Assemblyman Anthony Rendon, D-Lakewood, earlier Wednesday said McLaughlin’s proposed measure has inspired him to develop legislation to make signatures on ballot-measure petitions into public records.

“Voters must be informed when a petition they sign violates the United States Constitution,” said Rendon. “My proposal is simple: initiative signatures – particularly those that give permission to violate constitutional rights – shall be subject to the California Public Records Act.”

Even one of California’s most virulent anti-gay activists has shunned the proposed measure.

“This terrible ballot initiative doesn’t deserve any reporting, because advocating the killing of people who are not guilty of a contemporary capital crime, not guilty of threatening you with death yourself, and not pointing a rifle at you in war, is wrong in both the eyes of conservatives and liberals,” Randy Thomasson, president of SaveCalifornia.com, said Saturday.

3

Kashkari and Whitman sign same-sex marriage brief

Former California gubernatorial candidates Neel Kashkari and Meg Whitman are among more than 300 Republicans and conservatives who signed a friend-of-the-court brief urging the U.S. Supreme Court to uphold civil marriage rights for same-sex couples.

Project Right Side and former Republican National Committee Chairman Ken Mehlman formally filed the amicus brief Thursday evening involving four cases to be heard on April 28 concerning government recognition of the freedom to marry.

The signers “want to convey to the court that they support traditional conservative values, including the belief in the importance of stable families, as well as the commitment to limited government and the protection of individual freedom,” a news release said. “Furthermore they believe that those conservative values are consistent with affording civil marriage rights to same-sex couples. The Supreme Court has repeatedly held marriage to be a fundamental right.”

Mehlman said the brief “adds an important and different voice in the struggle for marriage equality both before the Court and also to millions of Americans at a ‘teaching moment.’ It is another reflection of the growing national support for freedom and liberty for gay and lesbian Americans – support that clearly crosses partisan and ideological lines.”

In 2013, Mehlman submitted a brief to the Supreme Court in Hollingsworth v. Perry – the case that resulted in California’s Proposition 8 ban on same sex marriage being overturned – with 131 Republican signers.

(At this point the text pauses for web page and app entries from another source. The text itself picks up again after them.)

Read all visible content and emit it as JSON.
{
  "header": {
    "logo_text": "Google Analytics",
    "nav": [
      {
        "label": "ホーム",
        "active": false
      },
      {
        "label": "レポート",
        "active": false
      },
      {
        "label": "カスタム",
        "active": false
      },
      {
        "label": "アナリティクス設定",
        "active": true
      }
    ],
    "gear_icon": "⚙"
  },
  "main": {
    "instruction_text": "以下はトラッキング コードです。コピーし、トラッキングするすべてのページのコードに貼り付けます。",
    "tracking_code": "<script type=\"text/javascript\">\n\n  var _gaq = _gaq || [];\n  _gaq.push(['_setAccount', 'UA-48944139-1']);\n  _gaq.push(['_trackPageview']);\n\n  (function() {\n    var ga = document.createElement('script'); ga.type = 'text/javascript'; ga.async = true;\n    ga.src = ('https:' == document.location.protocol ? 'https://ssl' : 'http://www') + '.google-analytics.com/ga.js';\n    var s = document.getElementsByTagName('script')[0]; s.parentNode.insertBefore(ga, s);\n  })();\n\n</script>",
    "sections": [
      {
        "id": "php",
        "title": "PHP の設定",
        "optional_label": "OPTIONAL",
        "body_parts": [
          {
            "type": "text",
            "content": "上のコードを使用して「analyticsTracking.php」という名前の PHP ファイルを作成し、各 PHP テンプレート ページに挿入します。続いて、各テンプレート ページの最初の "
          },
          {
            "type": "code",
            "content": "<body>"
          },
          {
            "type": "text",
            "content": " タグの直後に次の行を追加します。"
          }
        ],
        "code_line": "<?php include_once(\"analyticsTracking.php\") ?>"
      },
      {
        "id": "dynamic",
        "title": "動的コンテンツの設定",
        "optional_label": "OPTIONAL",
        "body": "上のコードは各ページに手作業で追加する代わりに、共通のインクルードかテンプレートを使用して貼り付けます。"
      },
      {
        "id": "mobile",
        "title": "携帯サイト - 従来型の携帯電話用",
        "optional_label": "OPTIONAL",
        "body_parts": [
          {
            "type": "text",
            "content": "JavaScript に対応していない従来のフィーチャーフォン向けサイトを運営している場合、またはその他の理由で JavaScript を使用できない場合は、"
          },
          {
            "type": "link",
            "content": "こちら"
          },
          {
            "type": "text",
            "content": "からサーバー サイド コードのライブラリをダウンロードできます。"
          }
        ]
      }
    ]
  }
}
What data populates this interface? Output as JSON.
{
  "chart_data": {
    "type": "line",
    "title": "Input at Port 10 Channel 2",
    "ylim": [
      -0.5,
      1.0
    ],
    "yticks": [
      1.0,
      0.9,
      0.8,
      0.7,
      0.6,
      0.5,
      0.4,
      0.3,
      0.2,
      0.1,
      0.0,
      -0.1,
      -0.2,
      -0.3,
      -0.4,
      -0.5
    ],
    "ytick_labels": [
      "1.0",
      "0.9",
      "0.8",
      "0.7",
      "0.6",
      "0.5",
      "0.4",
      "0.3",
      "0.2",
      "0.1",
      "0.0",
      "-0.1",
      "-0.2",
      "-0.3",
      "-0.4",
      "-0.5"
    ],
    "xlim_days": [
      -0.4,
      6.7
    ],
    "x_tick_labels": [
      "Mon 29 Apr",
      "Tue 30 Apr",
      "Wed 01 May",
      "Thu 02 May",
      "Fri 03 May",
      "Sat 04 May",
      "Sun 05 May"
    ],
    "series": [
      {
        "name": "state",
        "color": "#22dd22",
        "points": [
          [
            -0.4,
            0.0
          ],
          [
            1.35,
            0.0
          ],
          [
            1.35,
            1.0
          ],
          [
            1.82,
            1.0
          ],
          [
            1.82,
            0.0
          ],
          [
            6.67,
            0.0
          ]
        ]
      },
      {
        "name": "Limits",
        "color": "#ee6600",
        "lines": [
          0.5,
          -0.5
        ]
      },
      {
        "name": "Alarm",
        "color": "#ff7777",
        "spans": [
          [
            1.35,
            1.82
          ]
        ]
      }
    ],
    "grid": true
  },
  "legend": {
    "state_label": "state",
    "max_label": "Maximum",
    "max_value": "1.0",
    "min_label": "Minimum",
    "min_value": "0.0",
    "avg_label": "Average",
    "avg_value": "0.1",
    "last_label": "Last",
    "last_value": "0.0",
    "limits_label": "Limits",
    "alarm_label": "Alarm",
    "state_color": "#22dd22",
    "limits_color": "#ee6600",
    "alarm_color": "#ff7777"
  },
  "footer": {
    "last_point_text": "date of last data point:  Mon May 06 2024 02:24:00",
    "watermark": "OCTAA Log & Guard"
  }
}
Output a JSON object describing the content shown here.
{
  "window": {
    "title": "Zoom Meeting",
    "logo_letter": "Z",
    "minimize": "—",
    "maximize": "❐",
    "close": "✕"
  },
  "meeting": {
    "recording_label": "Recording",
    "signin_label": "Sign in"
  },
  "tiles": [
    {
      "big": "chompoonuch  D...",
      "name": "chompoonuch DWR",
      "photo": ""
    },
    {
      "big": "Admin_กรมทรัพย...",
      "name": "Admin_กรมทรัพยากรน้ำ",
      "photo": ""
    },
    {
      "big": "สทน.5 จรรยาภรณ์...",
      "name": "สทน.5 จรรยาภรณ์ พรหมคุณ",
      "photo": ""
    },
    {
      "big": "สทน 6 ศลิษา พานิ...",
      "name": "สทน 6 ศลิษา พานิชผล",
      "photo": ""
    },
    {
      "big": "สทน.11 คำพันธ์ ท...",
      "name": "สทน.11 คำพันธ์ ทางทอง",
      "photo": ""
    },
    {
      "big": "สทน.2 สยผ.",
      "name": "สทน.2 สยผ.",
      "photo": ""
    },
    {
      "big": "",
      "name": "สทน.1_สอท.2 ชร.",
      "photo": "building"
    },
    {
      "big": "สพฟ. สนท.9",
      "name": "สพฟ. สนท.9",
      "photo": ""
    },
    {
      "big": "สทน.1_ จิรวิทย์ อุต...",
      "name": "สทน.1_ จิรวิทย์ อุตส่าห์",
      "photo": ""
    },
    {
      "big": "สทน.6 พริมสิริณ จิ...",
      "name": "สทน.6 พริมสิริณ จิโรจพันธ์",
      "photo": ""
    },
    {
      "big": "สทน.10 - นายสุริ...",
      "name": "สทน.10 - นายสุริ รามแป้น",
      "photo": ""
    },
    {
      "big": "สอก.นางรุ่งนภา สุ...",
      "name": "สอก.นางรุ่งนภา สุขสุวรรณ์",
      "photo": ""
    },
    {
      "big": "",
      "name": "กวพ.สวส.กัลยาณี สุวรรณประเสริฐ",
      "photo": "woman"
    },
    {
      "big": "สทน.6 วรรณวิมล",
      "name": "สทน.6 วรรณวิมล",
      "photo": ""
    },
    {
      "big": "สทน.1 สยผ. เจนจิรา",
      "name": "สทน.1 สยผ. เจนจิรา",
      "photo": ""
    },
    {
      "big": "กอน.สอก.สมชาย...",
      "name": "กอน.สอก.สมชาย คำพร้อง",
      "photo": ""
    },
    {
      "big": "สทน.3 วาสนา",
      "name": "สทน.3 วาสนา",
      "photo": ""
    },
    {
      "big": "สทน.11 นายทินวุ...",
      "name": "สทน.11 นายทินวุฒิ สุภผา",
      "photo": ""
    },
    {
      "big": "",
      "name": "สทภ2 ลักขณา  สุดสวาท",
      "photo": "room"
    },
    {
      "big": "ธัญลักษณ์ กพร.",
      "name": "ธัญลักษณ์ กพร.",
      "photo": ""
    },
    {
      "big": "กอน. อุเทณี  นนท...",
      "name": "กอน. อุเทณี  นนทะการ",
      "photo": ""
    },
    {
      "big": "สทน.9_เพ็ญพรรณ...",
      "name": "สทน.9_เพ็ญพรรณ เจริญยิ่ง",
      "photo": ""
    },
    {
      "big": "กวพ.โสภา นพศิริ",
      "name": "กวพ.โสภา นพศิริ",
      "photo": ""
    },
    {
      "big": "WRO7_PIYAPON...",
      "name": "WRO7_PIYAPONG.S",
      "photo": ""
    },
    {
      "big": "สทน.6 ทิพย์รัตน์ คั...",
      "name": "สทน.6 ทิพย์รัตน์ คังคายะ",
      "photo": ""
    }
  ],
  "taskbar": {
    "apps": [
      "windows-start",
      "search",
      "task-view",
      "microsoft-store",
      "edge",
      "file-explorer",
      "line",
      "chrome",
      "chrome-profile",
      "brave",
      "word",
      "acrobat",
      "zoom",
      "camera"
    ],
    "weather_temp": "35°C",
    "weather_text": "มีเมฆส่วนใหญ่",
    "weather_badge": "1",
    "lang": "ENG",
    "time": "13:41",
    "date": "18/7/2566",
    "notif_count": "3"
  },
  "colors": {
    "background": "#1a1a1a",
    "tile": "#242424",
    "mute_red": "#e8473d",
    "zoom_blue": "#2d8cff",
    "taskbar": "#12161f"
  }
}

Other signers of this new brief include former California House members Mary Bono and Michael Huffington; the consultants who have run California’s past three Republican gubernatorial campaigns – Steve Schmidt, Mike Murphy, and Aaron McLear; Josh Ginsberg, former political director for Arnold Schwarzenegger; Tucker Bounds, former communications director for Whitman; and Andrea Saul, former communications director for 2010 U.S. Senate nominee Carly Fiorina.